The art of The Frick Collection includes superb examples of Old Masters, English eighteenth-century portraits, Dutch seventeenth-century works of art, Italian Renaissance paintings, Renaissance bronzes, Limoge enamels, Chinese porcelains, and French eighteenth-century furniture. Artists represented in the Collection include Rembrandt van Rijn, Giovanni Bellini, El Greco, Frans Hals, Johannes Vermeer, Francois Boucher, Thomas Gainsborough, Sir Joshua Reynolds, Joseph Mallord William Turner, James McNeill Whistler, Francesco Laurana, Jean-Antoine Houdon, and Severo Calzetta da Ravenna.
In 1913, construction began on Henry Frick’s New York mansion at Seventieth Street and Fifth Avenue. The house he erected cost $5,000,000. The firm of Carrère and Hastings designed the house to accommodate Mr. Frick’s paintings and other art objects. Even the earliest plans for the residence take into account Mr. Frick’s intention to leave his house and his art collection to the public, as he knew the Marquess of Hertford had done with his London mansion and comparable collection some years earlier.
Mr. Frick changed the arrangements of the rooms as he acquired new works to fill the house. Further alterations were made after his death whenever appropriate, with the single exception of the Living Hall, where the arrangement has remained unchanged for seventy-six years.

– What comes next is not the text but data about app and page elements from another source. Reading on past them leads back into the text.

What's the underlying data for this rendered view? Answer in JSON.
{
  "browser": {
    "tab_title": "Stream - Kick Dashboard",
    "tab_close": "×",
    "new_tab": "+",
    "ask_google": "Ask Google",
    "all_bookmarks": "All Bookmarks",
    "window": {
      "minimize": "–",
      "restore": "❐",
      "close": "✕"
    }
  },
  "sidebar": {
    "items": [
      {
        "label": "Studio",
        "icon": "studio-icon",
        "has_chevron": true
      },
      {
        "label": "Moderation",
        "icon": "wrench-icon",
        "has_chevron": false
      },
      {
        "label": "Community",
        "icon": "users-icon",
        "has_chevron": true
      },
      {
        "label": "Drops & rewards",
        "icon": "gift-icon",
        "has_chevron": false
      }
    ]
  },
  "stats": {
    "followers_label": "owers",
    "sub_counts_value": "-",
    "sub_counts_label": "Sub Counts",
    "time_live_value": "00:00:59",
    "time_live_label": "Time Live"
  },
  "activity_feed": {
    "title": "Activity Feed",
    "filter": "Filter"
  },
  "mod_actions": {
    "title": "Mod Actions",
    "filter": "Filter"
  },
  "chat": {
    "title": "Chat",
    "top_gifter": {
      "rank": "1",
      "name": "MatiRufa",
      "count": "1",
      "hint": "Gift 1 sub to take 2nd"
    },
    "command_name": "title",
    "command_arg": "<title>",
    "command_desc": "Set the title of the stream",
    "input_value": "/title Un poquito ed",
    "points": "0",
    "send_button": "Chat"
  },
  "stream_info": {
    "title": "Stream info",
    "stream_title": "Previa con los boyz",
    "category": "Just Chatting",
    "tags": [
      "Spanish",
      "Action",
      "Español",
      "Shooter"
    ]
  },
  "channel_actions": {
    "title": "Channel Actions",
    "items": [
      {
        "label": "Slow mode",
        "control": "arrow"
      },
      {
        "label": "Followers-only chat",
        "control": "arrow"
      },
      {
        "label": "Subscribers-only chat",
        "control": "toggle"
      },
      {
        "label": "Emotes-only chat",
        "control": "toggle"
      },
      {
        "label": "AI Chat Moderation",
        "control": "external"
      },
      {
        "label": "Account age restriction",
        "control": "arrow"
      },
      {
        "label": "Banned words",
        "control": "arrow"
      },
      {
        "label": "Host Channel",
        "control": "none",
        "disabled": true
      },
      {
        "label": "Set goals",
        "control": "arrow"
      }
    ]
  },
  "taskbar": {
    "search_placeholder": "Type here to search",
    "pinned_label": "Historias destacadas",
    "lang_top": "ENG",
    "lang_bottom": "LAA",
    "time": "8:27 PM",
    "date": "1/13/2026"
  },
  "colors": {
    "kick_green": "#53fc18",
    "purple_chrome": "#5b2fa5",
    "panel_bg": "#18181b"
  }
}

Mr. Frick died in 1919. In his will, he left the house and all of the works of art in it together with the furnishings (“subject to occupancy by Mrs. Frick during her lifetime”) to become a gallery called The Frick Collection. He provided an endowment of $15,000,000 to be used for the maintenance of the Collection and for improvements and additions.
After Mrs. Frick's death in 1931, family and trustees of The Frick Collection began the transformation of the Fifth Avenue residence into a museum. Under the direction of The Frick Collection Organizing Director, Frederick Mortimer Clapp, construction and renovation at the Collection began. The Trustees commissioned John Russell Pope to make additions to the original house, including two galleries (the Oval Room and East Gallery), a combination lecture hall and music room, and the enclosed courtyard. In December 1935 The Frick Collection opened to the public. In 1977, a garden on Seventieth Street to the east of the Collection was designed by Russell Page, to be seen from the street and from the pavilion added at the same time to accommodate increasing attendance at the museum. This new Reception Hall was designed by Harry van Dyke, John Barrington Bayley, and G. Frederick Poehler. Two additional galleries were opened on the lower level of the pavilion to house temporary exhibitions.
The Frick Collection, although small, has played a very significant role in collecting and connoisseurship in the United States. The types of paintings collected by Mr. Frick deeply affected the taste of Americans in the decades after his death — first and foremost, that of Andrew Mellon, his close friend, and other collectors who gave to The National Gallery of Art in Washington, D.C., founded by Mellon. Later, the example of The Frick Collection helped determine the nature of museums such as the Kimbell Art Museum in Fort Worth. It was, and continues to be, the model for many other collectors and institutions — whether or not they achieve the standards of collecting or the atmosphere of The Frick Collection as we know it today.
For more information about The Frick Collection, see Tour The Frick Collection Online.